How much pain will far-right conservatives cause the GOP leadership on Capitol Hill before Congress reaches a deal to fix this year’s Medicare funding shortfall?
The Tea Party caucus has a lot more skin in this game than in earlier funding fights. Any damage to Medicare has direct, personal impact on the Tea Party's core political base — people over 65, mostly white, and heavily Southern and rural.
The members of Congress representing this Tea Party base ultimately folded in their battle to halt President Obama's immigration reform. They let Speaker John BoehnerJohn BoehnerTrump, GOP fumble chance to govern ObamaCare gets new lease on life Ryan picks party over country by pushing healthcare bill MORE (R-Ohio) use Democrats to pass a clean funding bill for the Department of Homeland Security. Now the GOP infighting goes to a higher level.
The politics of Medicare reform is as personal as it gets for those stalwart Republican seniors who voted for Tea Party candidates.
This is not about the groups that some Tea Party backers see as “those people”: immigrants, the poor, the blacks and the young people. It is about themselves.
The debate on the future of Medicare is therefore a key stress test for the already large fissures inside the House Republican caucus.
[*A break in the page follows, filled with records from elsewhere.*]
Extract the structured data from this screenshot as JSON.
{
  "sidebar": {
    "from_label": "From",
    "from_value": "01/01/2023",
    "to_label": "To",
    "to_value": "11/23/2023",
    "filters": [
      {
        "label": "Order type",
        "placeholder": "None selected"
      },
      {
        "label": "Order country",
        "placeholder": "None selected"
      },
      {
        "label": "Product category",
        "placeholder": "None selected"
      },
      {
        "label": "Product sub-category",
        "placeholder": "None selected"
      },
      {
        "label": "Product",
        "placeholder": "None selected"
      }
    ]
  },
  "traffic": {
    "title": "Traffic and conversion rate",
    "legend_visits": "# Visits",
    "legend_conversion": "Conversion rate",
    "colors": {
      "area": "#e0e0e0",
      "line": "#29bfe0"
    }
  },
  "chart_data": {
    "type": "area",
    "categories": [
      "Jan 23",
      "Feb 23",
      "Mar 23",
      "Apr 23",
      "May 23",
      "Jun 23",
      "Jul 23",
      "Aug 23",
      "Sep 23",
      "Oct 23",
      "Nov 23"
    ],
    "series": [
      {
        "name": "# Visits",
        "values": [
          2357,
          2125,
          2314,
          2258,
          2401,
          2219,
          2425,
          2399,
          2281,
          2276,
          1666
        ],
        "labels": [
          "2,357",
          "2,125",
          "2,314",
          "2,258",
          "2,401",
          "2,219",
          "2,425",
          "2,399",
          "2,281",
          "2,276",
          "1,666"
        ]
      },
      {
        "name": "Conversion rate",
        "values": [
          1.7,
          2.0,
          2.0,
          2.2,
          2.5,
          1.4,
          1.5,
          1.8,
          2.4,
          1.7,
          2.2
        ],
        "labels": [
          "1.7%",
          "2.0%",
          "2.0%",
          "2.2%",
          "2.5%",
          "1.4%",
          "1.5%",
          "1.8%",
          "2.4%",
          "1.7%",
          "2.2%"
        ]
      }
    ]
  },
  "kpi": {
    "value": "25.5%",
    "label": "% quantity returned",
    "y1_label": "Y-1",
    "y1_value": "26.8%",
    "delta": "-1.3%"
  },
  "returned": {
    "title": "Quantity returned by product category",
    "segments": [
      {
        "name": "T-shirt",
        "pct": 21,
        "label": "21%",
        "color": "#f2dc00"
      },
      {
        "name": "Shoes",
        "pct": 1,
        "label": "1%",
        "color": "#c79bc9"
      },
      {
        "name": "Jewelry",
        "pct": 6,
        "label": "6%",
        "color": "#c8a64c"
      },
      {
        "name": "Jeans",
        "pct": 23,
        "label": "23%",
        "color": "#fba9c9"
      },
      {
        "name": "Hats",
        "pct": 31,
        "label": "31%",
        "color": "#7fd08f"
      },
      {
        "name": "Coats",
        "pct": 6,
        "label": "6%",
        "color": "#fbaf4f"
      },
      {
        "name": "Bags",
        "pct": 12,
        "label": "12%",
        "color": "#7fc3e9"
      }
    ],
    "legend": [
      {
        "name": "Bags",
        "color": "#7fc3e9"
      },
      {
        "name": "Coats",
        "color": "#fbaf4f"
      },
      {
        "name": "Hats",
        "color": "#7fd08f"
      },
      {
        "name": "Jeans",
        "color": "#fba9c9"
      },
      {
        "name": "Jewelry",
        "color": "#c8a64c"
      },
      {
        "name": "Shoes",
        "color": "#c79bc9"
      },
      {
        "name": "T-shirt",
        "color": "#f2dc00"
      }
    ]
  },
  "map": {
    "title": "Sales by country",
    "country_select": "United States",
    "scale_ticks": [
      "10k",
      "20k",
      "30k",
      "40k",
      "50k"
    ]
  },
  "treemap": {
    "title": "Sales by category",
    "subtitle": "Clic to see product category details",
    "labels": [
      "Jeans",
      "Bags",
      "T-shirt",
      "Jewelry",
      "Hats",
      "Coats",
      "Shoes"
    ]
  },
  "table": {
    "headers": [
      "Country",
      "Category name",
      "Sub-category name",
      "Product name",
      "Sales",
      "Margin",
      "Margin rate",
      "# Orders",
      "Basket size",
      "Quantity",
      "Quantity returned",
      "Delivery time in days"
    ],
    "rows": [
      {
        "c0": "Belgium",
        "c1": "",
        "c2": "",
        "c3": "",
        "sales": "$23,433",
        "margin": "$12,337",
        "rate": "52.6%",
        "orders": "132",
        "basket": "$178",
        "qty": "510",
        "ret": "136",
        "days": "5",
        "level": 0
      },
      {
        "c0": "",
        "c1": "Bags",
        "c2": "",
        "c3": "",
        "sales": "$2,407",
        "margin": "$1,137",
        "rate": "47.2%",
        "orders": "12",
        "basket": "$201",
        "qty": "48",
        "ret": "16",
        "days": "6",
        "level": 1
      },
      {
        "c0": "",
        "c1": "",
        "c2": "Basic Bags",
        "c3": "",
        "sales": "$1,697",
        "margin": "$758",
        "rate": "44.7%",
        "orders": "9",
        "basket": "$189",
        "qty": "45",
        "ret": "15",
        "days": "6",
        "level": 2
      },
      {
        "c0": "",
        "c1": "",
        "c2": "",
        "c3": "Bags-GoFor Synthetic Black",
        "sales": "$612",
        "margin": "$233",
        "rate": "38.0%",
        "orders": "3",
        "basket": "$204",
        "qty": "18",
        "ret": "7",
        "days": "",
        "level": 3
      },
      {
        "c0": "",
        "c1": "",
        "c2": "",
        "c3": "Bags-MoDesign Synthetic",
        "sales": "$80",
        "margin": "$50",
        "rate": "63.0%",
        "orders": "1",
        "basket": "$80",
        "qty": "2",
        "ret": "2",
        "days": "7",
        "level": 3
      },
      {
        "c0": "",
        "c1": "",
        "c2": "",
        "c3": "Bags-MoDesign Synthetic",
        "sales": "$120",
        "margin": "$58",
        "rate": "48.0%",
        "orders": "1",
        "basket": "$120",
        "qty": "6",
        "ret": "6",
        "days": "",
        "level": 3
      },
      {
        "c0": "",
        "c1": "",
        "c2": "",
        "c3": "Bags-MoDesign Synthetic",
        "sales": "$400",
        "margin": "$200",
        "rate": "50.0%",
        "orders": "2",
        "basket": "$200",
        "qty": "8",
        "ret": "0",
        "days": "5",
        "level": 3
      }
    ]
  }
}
It is a preview of coming pressure on Republicans to deal with other issues, including those pertaining to the federal budget and defense spending.
Two of the three states with the largest number of Medicare beneficiaries, Florida and Texas, each have a prominent Tea Party Republican senator among their congressional delegations: Sen. Marco RubioMarco RubioSenators introduce new Iran sanctions Senate intel panel has not seen Nunes surveillance documents: lawmakers With no emerging leaders, no clear message, Democrats flounder MORE of Florida and Sen. Ted CruzTed CruzHow 'Big Pharma' stifles pharmaceutical innovation AIPAC must reach out to President Trump Under pressure, Dems hold back Gorsuch support MORE of Texas. (California has the largest number of people on Medicare.)
But leading conservative groups, such as Club for Growth and Heritage Action, are demanding that Congress and Tea Party politicians cut overall spending on Medicare as part of their assault on entitlements, deficits and big government.
The outside groups’ opposition is aimed at the top proposed deal for reform now being considered by the two major parties. Under the deal, Republicans will have to agree to an extension for state health insurance for children. In exchange, Democrats will have to consent to a GOP proposal for the first dose of means-testing for seniors using Medicare.
For seniors, the key to any deal is the quality of care and the ease of finding a doctor. On that point, the reform deal offers the doctors a higher level of pay for providing better overall care to Medicare patients — very different from the current, and often criticized, fee-for-services schedule.
That change, in line with ObamaCare provisions that reduced the rate of growth in annual Medicare spending, has support from leading Republicans and Democrats on the committees with oversight of Medicare, as well as congressional leadership on both sides of the aisle.
But Heritage Action is telling far-right voters, including seniors, to oppose the deal:
“Americans don’t hand Republicans a historic House majority to engage in massive deficit spending,” Dan Holler, a spokesman for the group told a reporter.
Such sentiments pressure Tea Party politicians to support the traditional but makeshift “doc fix” — a one-year increase in pay to doctors — for one more year so long as there are cuts elsewhere in the Medicare program to off-set its cost.
"Some fiscal hawks are defending the [doc fix approach] because Congress often claims to offset the cost of higher physician payments with spending cuts elsewhere in Medicare," the Wall Street Journal's conservative editorial writers declared last week. "If [it] really did force Congress to reduce government [spending], that would be great. But the 'pay-fors' are usually fake — mostly the failed habit of fiddling with this or that price-control dial in Medicare.
“Conservatives are supposed to understand that price controls distort markets and don't work," the Journal concluded. "So much the better if reasonable Republicans and Democrats can agree to commit the Sustained Growth Rate [and the doc fix] to the glue factory."
But without GOP agreement on the reform all that is left is the prospect of another one-year "doc fix." And if the Democrats insist on the reform deal by refusing to sign on to another “doc fix” the result will be an uprising among the Tea Party's most faithful supporters: American seniors faced with less access to doctors.
There is an even bigger danger for all those over-65 Republicans, too – higher out of pocket costs for medical care if nothing is done. If neither a "doc fix" nor the current reform proposal passes, seniors will be hit with new, higher rates for coinsurance and higher levels for deductible costs.
This is not in dispute. James Braid, the education coordinator at Heritage Action acknowledges that “this year, Medicare payments to physicians will be reduced 21 percent if no "doc fix" passes by March 31.”
If Congress fails to agree on reforms and opts for another "doc fix," it will only delay the inevitable increased costs and reduce access to doctors for a lot of people in the Tea Party base: Medicare patients.
That is a prescription for GOP political malpractice.
Juan Williams is an author and political analyst for Fox News Channel.